The benefits of e-Visas, and how to overcome implementation challenges

Radu Cucos's picture
The Electronic Visa (e-Visa) has emerged as one of the most innovative services implemented in the area of freedom of movement and people-to-people contacts.

E-Visa allows the management of the visa application process to take place entirely in a virtual environment. Everything is done with the help of the Internet: the visa application and supporting documents are submitted online, the payment is made online and the decision on the application is communicated online. Some of the best examples of e-Visa services I have encountered are implemented by the authorities of Australia, Turkey, New Zealand and Georgia.
Serving as Chief Information Officer at the Moldovan Foreign Service, I had the opportunity to lead the development of the Moldova e-Visa Service in partnership with the World Bank’s eTransformation project.
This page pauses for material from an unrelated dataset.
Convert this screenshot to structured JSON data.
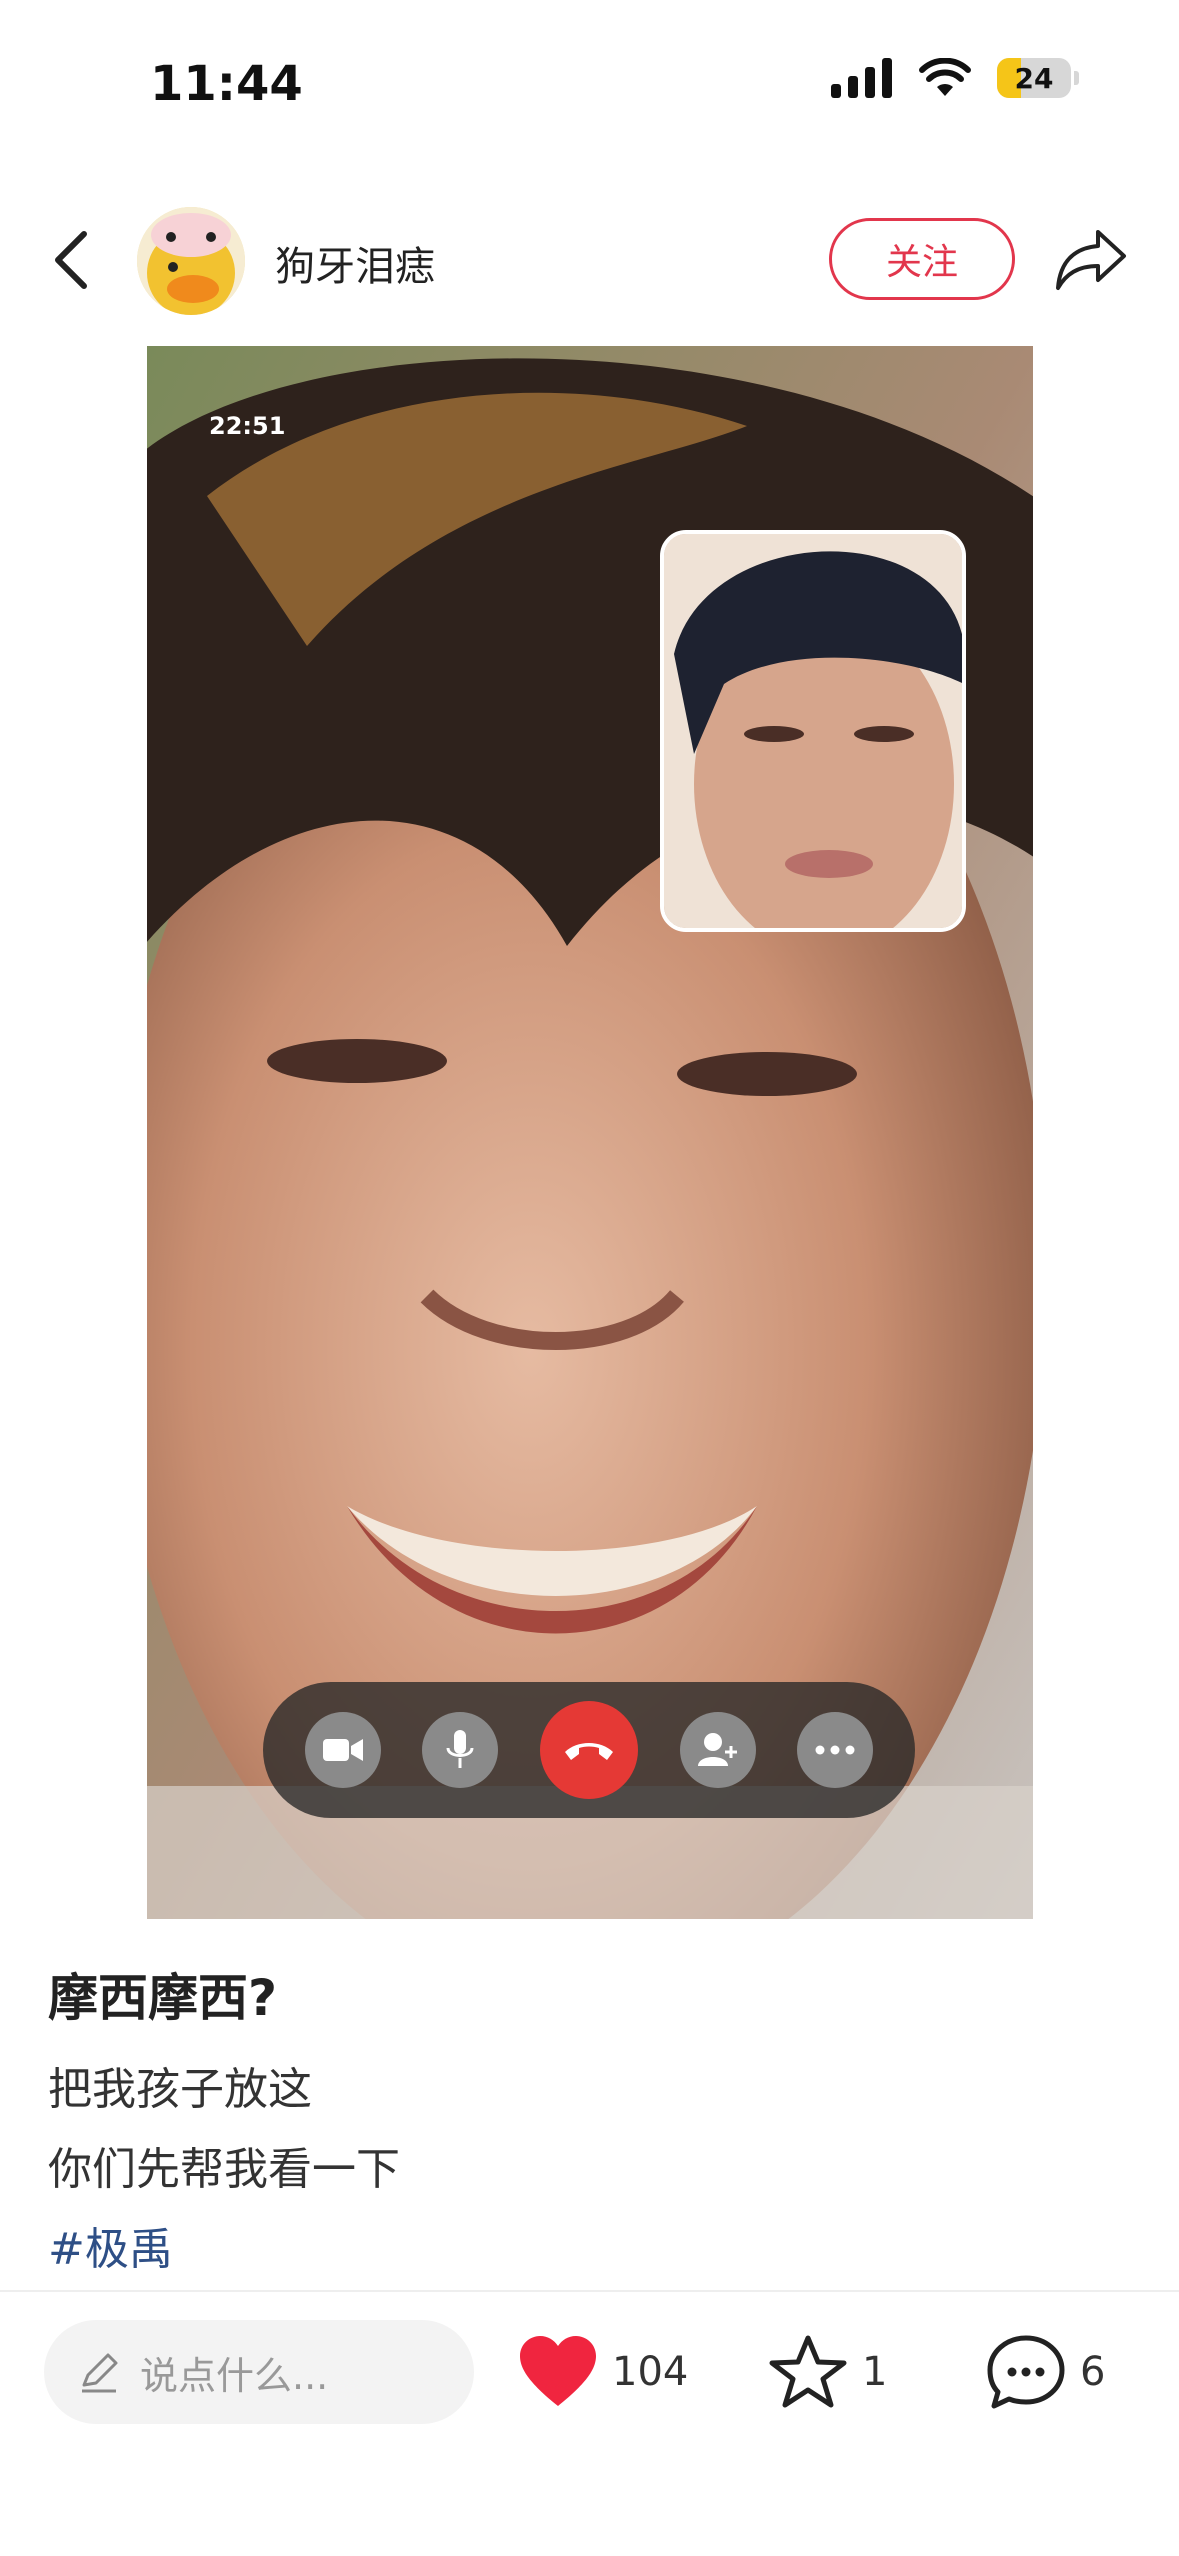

The Moldovan e-Visa service was launched on August 1, 2014. So far, we can make the following observations and conclusions about the benefits of e-Visa: